Ecclesiology. It would appear from Paul's teaching to Titus that the positions of elder (1:5) and bishop or overseer (1:7) were one and the same office in the early days of the church. The former term apparently emphasized the dignity of the office, while the latter stressed the function or duty connected with the position. It is important to note also that Paul commands Titus "to appoint" elders in every city (1:5). Apparently in the early church, it was necessary to do things in more episcopal than congregational fashion, although hints of both forms of church government can be found in the New Testament. Paul lists for Titus those qualities that should characterize men appointed to the position of elder-bishop (1:5-9).
Eschatology.
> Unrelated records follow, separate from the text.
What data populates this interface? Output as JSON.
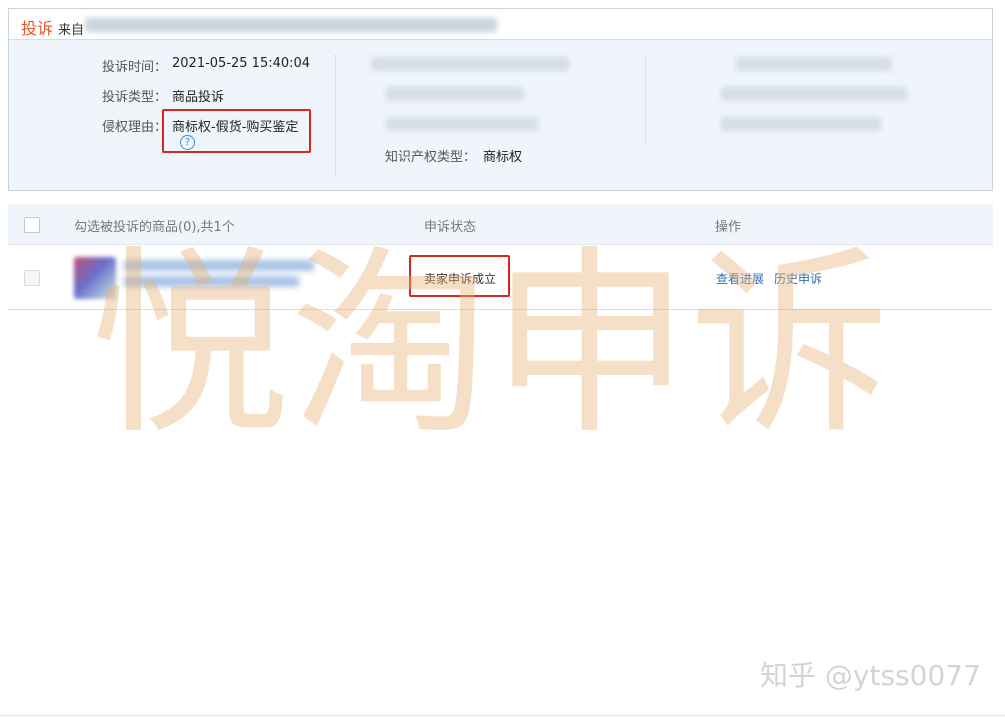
{
  "complaint": {
    "title": "投诉",
    "from_prefix": "来自",
    "fields": {
      "time_label": "投诉时间：",
      "time_value": "2021-05-25 15:40:04",
      "type_label": "投诉类型：",
      "type_value": "商品投诉",
      "reason_label": "侵权理由：",
      "reason_value": "商标权-假货-购买鉴定",
      "help_glyph": "?",
      "ip_type_label": "知识产权类型：",
      "ip_type_value": "商标权"
    }
  },
  "table": {
    "headers": {
      "select_label": "勾选被投诉的商品(0),共1个",
      "status_label": "申诉状态",
      "actions_label": "操作"
    },
    "rows": [
      {
        "status": "卖家申诉成立",
        "actions": [
          "查看进展",
          "历史申诉"
        ]
      }
    ]
  },
  "watermark": {
    "main": "悦淘申诉",
    "credit": "知乎 @ytss0077"
  },
  "icons": {
    "help": "question-circle-icon",
    "checkbox": "checkbox-icon"
  },
  "colors": {
    "title": "#e4572e",
    "panel_bg": "#f0f5fc",
    "highlight_border": "#d9261c",
    "link": "#2f6fb5",
    "watermark": "#e8b278"
  }
}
Three times in Titus Paul refers to the hope of the Christian. Twice he calls it "the hope of eternal life" (1:2; 3:7). In 3:7, he adds the idea that we have been made heirs according to that hope. While other New Testament verses stress the present possession of eternal life by the Christian, Paul emphasizes the future consummation of that eternal life with the return of Jesus Christ in glory and power. Along with living proper lives in this present age, Paul gives additional instructions to Christians to continue looking for "the blessed hopethe glorious appearing of our great God and Savior Christ Jesus" (2:13). It is significant that the hope of the church is the revelation of Jesus Christ, when he will return to this earth in power and glory to reign; and it is for this return that the church of Jesus Christ is to continue waiting.
Wesley L. Gerig
See also Paul the Apostle; Timothy, First and Second, Theology of
Bibliography. H. A. Homer, Pastoral Epistles; R. C. Lenski, Interpretation of Colossians, Thessalonians, First and Second Timothy, Titus, Philemon; W. Lock, International Critical Commentary: Pastoral Epistles.